ASSIGNMENT:
If a line in the entries below holds the string "title", copy it.

Items from an interface collection:
○ ○ ○ ○ ○

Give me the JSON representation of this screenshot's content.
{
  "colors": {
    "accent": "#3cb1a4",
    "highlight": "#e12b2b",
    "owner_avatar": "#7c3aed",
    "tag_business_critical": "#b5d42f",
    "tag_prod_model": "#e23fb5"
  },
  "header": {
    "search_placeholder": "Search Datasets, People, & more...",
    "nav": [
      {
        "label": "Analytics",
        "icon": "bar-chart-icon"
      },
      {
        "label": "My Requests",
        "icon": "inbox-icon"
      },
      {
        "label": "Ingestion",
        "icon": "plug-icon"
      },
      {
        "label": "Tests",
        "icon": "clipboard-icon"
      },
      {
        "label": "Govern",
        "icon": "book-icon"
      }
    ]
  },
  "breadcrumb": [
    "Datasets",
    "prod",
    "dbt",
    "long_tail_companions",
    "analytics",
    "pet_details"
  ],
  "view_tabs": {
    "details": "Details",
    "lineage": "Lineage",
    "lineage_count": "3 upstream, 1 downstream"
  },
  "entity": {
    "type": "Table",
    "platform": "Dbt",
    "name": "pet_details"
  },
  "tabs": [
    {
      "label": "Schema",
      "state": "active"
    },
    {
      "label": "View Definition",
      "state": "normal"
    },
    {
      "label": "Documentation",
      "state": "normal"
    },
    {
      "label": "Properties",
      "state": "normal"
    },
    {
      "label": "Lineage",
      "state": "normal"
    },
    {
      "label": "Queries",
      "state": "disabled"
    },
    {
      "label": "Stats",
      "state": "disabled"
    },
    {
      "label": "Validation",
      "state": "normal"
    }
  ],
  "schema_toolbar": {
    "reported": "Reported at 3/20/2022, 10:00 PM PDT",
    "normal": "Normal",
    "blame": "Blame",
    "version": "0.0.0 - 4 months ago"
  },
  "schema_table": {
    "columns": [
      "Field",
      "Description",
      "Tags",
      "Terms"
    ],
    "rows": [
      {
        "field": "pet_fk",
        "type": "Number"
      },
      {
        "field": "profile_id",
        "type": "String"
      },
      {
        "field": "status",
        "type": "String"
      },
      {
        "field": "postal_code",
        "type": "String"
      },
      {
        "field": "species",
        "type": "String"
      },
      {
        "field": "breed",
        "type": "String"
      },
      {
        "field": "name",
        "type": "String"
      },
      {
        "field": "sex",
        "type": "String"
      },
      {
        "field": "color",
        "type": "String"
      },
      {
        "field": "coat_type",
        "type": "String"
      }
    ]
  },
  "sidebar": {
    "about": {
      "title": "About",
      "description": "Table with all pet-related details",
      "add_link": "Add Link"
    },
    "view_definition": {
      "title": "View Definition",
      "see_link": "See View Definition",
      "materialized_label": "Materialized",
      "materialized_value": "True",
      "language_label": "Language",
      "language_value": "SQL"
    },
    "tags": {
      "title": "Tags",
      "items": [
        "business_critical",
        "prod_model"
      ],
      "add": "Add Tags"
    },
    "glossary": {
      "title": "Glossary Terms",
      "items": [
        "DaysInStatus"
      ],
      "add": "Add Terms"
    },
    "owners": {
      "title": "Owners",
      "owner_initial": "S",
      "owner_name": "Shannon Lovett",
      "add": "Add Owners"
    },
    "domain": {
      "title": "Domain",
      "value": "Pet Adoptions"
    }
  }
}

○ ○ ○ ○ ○

RESULT BELOW:
      "title": "About",
      "title": "View Definition",
      "title": "Tags",
      "title": "Glossary Terms",
      "title": "Owners",
      "title": "Domain",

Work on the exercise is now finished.